I know books based off video games aren’t by any means a new thing but I was surprised when something as seemingly niche as Shroud of The Avatar had a book published.It made a little more sense when I did a little digging. A shorter version of the book was distributed to backers as Blade of The Avatar. It would make sense that people who pledged their hard earned money to a game would be interested in a book about their game. The book was already written so why not get it traditionally published as well? Turns out the publishers didn’t want to publish something that had already been giving to 50,000 people already for mass market. So a few chapters were added so that they could get their book traditionally published but who’s the target audience for this now?

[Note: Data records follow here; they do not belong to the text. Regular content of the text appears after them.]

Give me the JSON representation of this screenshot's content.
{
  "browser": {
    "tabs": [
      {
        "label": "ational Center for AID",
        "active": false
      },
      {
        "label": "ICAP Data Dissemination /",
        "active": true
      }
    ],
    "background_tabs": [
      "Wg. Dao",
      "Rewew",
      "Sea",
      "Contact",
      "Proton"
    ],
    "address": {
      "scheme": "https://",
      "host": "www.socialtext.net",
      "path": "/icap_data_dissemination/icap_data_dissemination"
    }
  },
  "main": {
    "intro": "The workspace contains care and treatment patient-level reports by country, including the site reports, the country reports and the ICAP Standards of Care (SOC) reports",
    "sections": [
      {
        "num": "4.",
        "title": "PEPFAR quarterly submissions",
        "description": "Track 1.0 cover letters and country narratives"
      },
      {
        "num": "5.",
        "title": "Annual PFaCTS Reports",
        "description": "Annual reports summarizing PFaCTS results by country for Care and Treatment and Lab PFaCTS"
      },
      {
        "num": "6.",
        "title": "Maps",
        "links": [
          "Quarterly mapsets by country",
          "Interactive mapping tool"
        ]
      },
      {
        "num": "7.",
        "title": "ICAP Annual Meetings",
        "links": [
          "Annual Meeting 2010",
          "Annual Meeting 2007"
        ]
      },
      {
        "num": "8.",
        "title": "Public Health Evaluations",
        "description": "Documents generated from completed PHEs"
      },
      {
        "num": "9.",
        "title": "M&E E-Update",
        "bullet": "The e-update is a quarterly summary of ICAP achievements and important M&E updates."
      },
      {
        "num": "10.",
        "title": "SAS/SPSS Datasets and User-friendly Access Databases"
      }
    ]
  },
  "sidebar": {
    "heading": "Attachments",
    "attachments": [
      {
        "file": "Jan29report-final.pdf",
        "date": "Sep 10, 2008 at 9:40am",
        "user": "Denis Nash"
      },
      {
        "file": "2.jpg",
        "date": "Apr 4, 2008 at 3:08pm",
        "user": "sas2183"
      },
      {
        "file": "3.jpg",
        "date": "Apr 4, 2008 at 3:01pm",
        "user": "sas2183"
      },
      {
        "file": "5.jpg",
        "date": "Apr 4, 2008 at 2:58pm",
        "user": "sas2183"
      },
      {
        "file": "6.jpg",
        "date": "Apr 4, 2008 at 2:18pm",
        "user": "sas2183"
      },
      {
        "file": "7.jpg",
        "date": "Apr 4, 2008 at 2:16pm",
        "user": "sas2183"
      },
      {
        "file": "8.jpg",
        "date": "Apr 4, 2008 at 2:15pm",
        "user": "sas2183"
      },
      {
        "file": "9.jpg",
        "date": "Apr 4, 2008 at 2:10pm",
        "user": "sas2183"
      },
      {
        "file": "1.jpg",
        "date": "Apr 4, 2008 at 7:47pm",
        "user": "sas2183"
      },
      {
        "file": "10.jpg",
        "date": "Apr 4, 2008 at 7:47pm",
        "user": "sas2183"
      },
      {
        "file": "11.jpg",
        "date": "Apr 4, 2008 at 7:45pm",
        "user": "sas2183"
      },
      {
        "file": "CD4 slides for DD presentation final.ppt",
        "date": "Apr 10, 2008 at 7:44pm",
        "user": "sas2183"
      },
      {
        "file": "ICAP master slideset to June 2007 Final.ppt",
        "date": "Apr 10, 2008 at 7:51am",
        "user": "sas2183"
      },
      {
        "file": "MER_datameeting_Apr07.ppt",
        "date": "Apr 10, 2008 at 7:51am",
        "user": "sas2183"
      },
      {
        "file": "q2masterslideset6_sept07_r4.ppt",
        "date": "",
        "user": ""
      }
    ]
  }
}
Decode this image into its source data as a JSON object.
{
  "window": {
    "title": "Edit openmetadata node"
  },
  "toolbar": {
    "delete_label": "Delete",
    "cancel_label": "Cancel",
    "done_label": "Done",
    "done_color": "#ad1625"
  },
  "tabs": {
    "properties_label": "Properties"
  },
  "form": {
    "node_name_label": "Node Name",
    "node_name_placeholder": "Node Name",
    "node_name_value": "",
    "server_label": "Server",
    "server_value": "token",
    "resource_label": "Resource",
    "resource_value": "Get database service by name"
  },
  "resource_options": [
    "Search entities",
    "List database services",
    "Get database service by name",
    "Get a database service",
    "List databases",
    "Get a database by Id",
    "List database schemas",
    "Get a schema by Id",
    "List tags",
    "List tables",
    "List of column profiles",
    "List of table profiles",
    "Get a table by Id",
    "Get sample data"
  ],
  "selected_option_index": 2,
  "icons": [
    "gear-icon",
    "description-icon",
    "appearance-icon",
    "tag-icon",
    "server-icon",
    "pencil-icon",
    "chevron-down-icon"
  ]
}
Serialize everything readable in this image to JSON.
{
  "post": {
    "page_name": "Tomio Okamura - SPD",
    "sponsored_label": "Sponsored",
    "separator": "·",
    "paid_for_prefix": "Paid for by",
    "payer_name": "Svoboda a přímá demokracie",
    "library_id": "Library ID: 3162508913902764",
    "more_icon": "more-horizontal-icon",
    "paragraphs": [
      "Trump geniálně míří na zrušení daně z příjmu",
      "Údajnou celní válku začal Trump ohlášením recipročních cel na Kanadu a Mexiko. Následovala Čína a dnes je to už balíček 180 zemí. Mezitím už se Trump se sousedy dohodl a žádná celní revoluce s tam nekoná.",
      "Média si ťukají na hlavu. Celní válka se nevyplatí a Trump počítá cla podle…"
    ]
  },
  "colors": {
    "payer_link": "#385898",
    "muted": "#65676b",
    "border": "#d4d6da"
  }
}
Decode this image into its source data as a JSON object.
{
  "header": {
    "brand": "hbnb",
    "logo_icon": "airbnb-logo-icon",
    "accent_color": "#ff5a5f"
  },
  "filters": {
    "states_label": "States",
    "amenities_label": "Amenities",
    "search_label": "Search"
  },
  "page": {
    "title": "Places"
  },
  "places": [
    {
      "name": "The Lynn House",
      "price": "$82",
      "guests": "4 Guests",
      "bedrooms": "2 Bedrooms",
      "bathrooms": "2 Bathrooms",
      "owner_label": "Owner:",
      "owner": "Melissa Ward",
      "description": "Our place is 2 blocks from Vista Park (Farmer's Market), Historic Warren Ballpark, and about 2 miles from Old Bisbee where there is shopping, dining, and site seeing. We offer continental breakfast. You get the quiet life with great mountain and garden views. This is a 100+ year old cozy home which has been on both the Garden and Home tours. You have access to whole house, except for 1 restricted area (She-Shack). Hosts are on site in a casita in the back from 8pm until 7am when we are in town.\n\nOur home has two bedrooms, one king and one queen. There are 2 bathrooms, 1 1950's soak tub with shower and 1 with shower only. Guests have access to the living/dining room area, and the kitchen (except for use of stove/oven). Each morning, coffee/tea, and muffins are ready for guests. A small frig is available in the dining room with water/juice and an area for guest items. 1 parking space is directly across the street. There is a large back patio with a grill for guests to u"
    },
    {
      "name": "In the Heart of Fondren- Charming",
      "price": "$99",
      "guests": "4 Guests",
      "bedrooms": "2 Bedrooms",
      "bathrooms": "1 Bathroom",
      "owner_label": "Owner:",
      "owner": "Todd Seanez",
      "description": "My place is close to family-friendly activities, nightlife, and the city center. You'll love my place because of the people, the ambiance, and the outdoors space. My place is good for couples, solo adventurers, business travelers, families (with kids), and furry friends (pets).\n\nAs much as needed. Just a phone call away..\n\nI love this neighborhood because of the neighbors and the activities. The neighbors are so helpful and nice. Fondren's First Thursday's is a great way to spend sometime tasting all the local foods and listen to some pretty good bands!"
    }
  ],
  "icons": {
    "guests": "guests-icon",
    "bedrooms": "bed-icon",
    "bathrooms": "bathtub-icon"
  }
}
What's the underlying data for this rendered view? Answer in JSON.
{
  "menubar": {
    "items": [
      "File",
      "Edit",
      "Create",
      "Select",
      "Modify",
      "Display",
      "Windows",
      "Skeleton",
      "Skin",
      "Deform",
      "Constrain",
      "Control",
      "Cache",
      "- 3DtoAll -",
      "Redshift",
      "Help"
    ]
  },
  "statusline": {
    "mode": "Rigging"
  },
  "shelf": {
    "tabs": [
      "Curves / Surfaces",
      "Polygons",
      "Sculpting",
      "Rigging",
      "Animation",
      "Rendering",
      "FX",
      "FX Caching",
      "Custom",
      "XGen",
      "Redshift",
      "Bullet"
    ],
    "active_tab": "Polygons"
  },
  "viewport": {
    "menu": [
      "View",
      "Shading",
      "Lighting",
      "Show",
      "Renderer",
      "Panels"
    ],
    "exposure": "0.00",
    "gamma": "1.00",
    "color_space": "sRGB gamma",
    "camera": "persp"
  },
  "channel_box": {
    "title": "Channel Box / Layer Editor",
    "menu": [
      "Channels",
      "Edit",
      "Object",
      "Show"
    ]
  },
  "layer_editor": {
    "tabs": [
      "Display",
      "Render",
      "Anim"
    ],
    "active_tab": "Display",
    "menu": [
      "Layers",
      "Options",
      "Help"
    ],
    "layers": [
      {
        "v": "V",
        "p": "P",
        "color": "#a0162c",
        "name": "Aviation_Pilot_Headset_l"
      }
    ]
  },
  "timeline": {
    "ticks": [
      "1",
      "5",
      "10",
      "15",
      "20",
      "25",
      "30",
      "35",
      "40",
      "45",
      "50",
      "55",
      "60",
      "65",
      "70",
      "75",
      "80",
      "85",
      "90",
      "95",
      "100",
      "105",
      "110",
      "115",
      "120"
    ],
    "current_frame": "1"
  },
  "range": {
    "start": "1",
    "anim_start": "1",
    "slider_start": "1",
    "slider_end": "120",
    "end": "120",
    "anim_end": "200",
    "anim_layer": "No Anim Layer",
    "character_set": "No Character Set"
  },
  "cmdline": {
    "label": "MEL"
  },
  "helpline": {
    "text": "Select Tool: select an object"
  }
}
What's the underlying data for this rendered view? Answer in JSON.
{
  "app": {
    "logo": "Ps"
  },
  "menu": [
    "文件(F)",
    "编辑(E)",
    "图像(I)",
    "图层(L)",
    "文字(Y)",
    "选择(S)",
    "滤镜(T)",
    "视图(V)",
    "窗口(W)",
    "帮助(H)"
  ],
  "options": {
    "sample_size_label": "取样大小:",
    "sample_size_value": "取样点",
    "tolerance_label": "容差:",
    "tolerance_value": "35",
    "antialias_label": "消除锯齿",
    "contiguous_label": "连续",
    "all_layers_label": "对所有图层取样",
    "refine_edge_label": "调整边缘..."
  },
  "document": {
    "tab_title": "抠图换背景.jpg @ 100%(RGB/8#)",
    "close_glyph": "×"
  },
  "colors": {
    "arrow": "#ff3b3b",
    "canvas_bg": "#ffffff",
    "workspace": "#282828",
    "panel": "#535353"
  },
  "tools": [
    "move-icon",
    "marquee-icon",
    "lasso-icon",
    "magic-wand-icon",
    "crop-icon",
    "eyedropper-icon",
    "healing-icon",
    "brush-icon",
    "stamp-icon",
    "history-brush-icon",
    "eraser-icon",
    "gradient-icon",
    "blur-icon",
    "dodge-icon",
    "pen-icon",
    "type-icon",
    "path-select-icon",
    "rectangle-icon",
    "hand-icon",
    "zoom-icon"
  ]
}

I know this isn’t the first MMO to have a book out before it launched either. I remember being very excited when the Guild Wars trilogy came out that bridged the gap between Guild Wars and Guild Wars 2. Those have fairly respectable ratings on Goodreads, while they weren’t fantastic and I barely remember what they were about, as a fan at the time they did it for me. I’ve also seen the scores of books

The people who already received most of it from the kick starter obviously aren’t unless they really want to read those extra 4 chapters. Maybe once the game actually launches new players will want to buy it but it hasn’t officially been launched yet. It also seems like they’re hinging on it being so successful that it will sell two more books. I picked it up simply because I have a vague idea of what Shroud of The Avatar is but I wouldn’t have paid for it if I saw it outside of the library.

The only thing I can think of is if the story and writing are actually good enough to compete with other fantasy novels. This I can’t comment on yet as I haven’t read more than a few chapters  but I’m interested to see how it turns out.

I’ll get back to you when I finish it.